قالب وردپرس درنا توس
Home / Science / Accurately recorded the last magnetic pole switch of the earth, this switch was created as a fresh flip, and it’s long over time now — RT World News

Accurately recorded the last magnetic pole switch of the earth, this switch was created as a fresh flip, and it’s long over time now — RT World News



Throughout the history of the earth, the magnetic poles of the earth have undergone several violent flips. Another change that should have been made long ago is that scientists have created the most detailed conversion record to date.

This sounds incredible, but the poles of the earth usually reverse every 200,000 to 300,000 years. However, there has been no change since about 750,000 years, and experts warn that this has been too long.



Also on rt.com
Scientists warn that unexplainable anomalies that weaken the Earth’s magnetic field are evolving and splitting


The magnetic field is charged by the outer layer of molten metal on the earth. It is vital to life on our planet, it plays a key role in the navigation system, and it also provides protection from outer space radiation.

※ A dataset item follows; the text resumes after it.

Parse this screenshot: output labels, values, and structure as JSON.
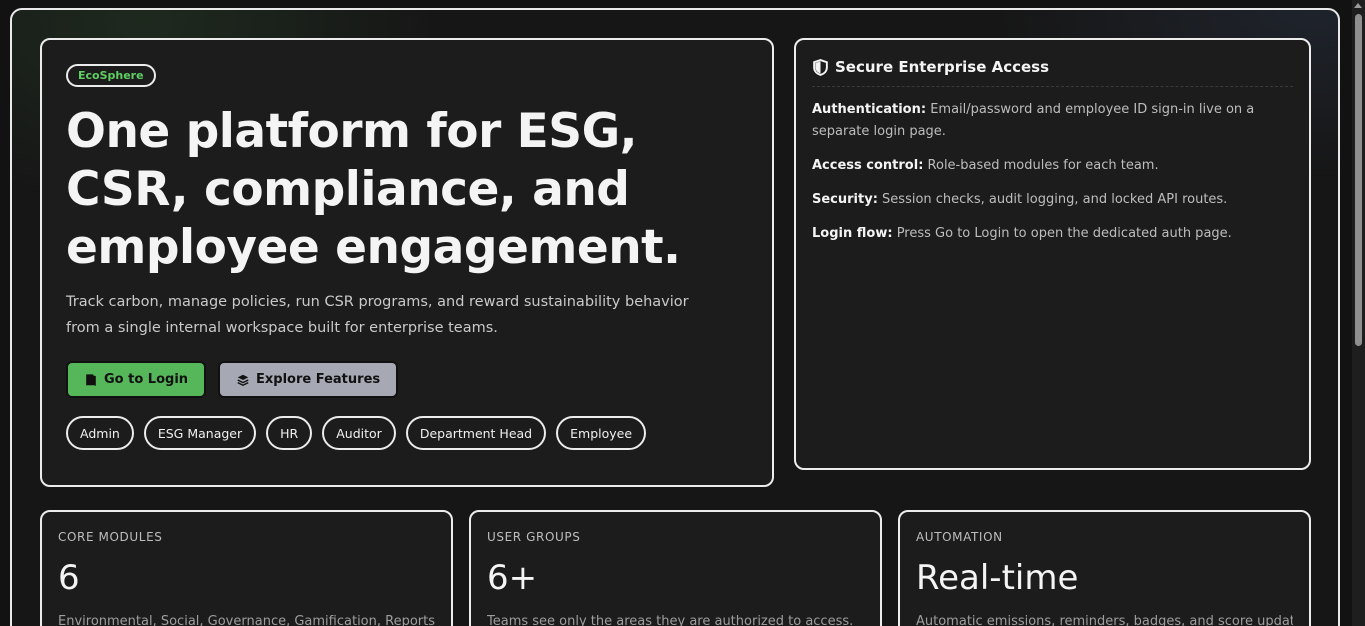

About 40,000 years ago, it tried to switch and then fix it back in place. This NASA illustration captures the huge destruction of the field during a reversal:

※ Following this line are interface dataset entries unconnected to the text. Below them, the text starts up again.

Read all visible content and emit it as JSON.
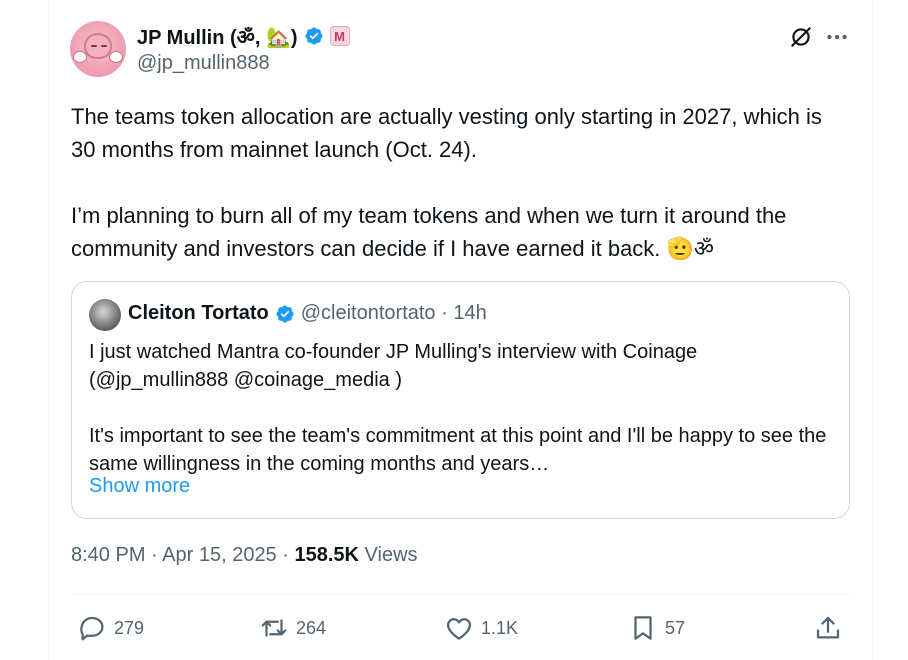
{
  "author": {
    "name": "JP Mullin (ॐ, 🏡)",
    "handle": "@jp_mullin888",
    "affiliate_badge": "M"
  },
  "tweet": {
    "text": "The teams token allocation are actually vesting only starting in 2027, which is 30 months from mainnet launch (Oct. 24).\n\nI’m planning to burn all of my team tokens and when we turn it around the community and investors can decide if I have earned it back. 🫡ॐ"
  },
  "quote": {
    "name": "Cleiton Tortato",
    "meta": "@cleitontortato · 14h",
    "text": "I just watched Mantra co-founder JP Mulling's interview with Coinage (@jp_mullin888 @coinage_media )\n\nIt's important to see the team's commitment at this point and I'll be happy to see the same willingness in the coming months and years…",
    "show_more": "Show more"
  },
  "meta": {
    "timestamp": "8:40 PM · Apr 15, 2025 · ",
    "views_count": "158.5K",
    "views_label": " Views"
  },
  "actions": {
    "replies": "279",
    "reposts": "264",
    "likes": "1.1K",
    "bookmarks": "57"
  },
  "colors": {
    "text": "#0f1419",
    "secondary": "#536471",
    "accent": "#1d9bf0",
    "border": "#cfd9de"
  },
  "icons": [
    "verified-badge-icon",
    "grok-icon",
    "more-icon",
    "reply-icon",
    "repost-icon",
    "like-icon",
    "bookmark-icon",
    "share-icon"
  ]
}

We know very little about the effects of this flip, except that once completed, the needle on the compass will tell us that North is South and South is North. The latest research has given people a better understanding of the geophysical events that led to change and how our planet responded after a disaster.

This research was conducted by scientists from the National Institute of Polar Research (NIPR) in Japan. The results showed that the magnetic field became unstable at least 10,000 years before the last change of direction actually took place, and the entire reversal process took at least 20,000 years to complete.

The research team came to their conclusions after collecting a large number of samples and conducting ancient rock magnetic analysis. Yuki Haneda, project researcher at NIPR, said: “Our data is one of the most detailed paleomagnetic records during the Matuyama-Brunhes geomagnetic reversal period, providing a deep insight into the mechanism of geomagnetic reversal.”

Now, Coffin plans to study how the geomagnetic reversal affects plankton and plants by studying marine microfossils and pollen data collected in samples.



Also on rt.com
The Earth’s magnetic field is acting mysteriously, pushing the North Pole towards Siberia


Do you like this story? share with friends!


Source link